August 8, 2013
Dr. David Palma, stands with an X-ray machine at the London Regional Cancer centre in London, Ontario, Aug. 7, 2013. “You don’t have to be promiscuous to get this cancer,” he says.
Researchers say they have found the first direct evidence that the rate of throat cancers linked to the human papillomavirus (HPV) is on a “dramatic” rise in Canada, and will likely pose a major burden to health care for years to come.
The trend seems linked to increased oral sex, especially by men, and is another reason why more effort must be made to improve the lacklustre uptake of the HPV vaccine, say doctors at a London, Ont., hospital.
“The HPV [throat-cancer] epidemic will have tremendous implications for health-care resources,” said their paper, just published in the journal Current Oncology . “These typically younger, healthier patients have a high chance of surviving their disease, and they will have to live with the toxicity of treatment for many decades.”

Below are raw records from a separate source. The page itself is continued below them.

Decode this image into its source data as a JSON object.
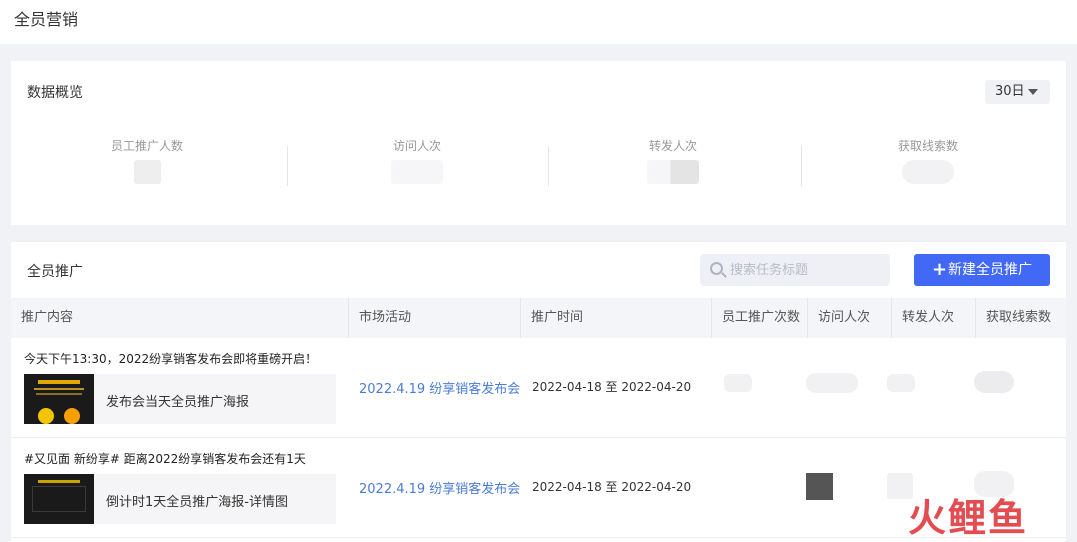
{
  "header": {
    "title": "全员营销"
  },
  "overview": {
    "title": "数据概览",
    "range": "30日",
    "metrics": [
      {
        "label": "员工推广人数"
      },
      {
        "label": "访问人次"
      },
      {
        "label": "转发人次"
      },
      {
        "label": "获取线索数"
      }
    ]
  },
  "promotion": {
    "title": "全员推广",
    "search_placeholder": "搜索任务标题",
    "new_button": "新建全员推广",
    "columns": [
      "推广内容",
      "市场活动",
      "推广时间",
      "员工推广次数",
      "访问人次",
      "转发人次",
      "获取线索数"
    ],
    "rows": [
      {
        "title": "今天下午13:30，2022纷享销客发布会即将重磅开启！",
        "poster": "发布会当天全员推广海报",
        "activity": "2022.4.19 纷享销客发布会",
        "time": "2022-04-18 至 2022-04-20"
      },
      {
        "title": "#又见面 新纷享# 距离2022纷享销客发布会还有1天",
        "poster": "倒计时1天全员推广海报-详情图",
        "activity": "2022.4.19 纷享销客发布会",
        "time": "2022-04-18 至 2022-04-20"
      }
    ]
  },
  "watermark": "火鲤鱼",
  "colors": {
    "primary": "#4269f5",
    "link": "#4a7bd8",
    "watermark": "#e0393e"
  }
}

The sensitive issue came under surprising focus this spring, when actor Michael Douglas suggested in an interview that his throat cancer might have been caused by HPV contracted through oral sex.
Canadian studies released last year concluded that the type of “oro-pharyngeal” cancers — those at the base of the tongue and tonsils — usually associated with the virus have been on the rise, but scientists couldn’t prove a link to HPV. Researchers at London’s Lawson Health Research Institute went a step further, genetically analyzing tumour samples over time to detect changes in the actual presence of the infection.
They found that the number of patients with tonsil cancer, closely linked to human papillomavirus, more than doubled between the mid-1990s and late 2000s, with HPV present in almost three times as many of the most recent cancers.
The risk of contracting a virus-related throat cancer rises with the number of sexual partners, but anyone who has oral sex is at risk, noted Dr. David Palma, a radiation oncologist and co-author of the research.
“Many of the patients we are seeing have only had a few partners,” he said. “You don’t have to be promiscuous to get this cancer.”
The numbers are not huge in relative terms. The rate of oro-pharyngeal cancers rose to 2.6 per 100,000 in 2009, according to a study published last year by the Canadian Partnership Against Cancer.
That would mean about 860 new cases, compared with more than 22,000 new cases each of lung and breast cancer the same year. The throat numbers are expected to keep rising, though, and surpass those of cervical cancer by 2020, said Dr. Palma.
Patients with HPV-related throat tumours stand a good chance of being cured, but can suffer severe treatment side effects, from hearing loss to trouble swallowing and prolonged use of a feeding tube, he noted.
Cancers of the head and neck have in the past usually occurred in elderly people because of heavy smoking and drinking. As the smoking rate has dropped, so too has the overall prevalence of such tumours.
A few years ago, however, physicians started noticing that younger people were contracting cancers at the back of the throat, and suspected HPV was the culprit, said Dr. Palma. Studies have confirmed such a link in the United States and Europe.
To verify that the same was happening here, Dr. Palma, Dr. Anothony Nichols and other colleagues did genetic tests on biopsy samples at the London Health Sciences Centre from 160 tonsil tumors over 18 years, looking for evidence that HPV had been drawn into the cancer’s DNA.
The number of tonsil cancers rose from 32 in 1993-99 to 68 between 2006-11, and the proportion of the tumours positive for HPV jumped to 62% from just 25%.
About three-quarters of the cancer patients were men.
It is likely that the increases are occurring in other Canadian centres, too, the scientists say.
The ballooning caseload would appear to coincide with changes in sexual behaviour that began in the 1970s, as more couples practised oral sex, said Dr. Palma.
Two Canadian epidemiological studies published last year recorded a sharp rise in such throat cancers, but lacked any direct proof of what caused the boom.
The new research, coupled with data from Europe and elsewhere, now provides “quite compelling” evidence that the virus is to blame, said researcher Tonia Forte, co-author of the Canadian Partnership study.
But not everyone is convinced that an HPV-fuelled “epidemic” is emerging.
“The numbers are quite small, and they do vary from year to year, so establishing a trend is not clear,” said Robert Nuttall, head of cancer-control policy at the Canadian Cancer Society.
He did echo calls from the London scientists for wider use of the two HPV vaccines, effective against strains of the virus that cause cervical, oro-pharyngeal, anal, penile, vulva and vagina malignancies.
Canada’s National Advisory Committee on Immunization recommends that both young males and females get vaccinated. Even among school-age girls whose shots are government-funded, however, uptake has been as low as 50%.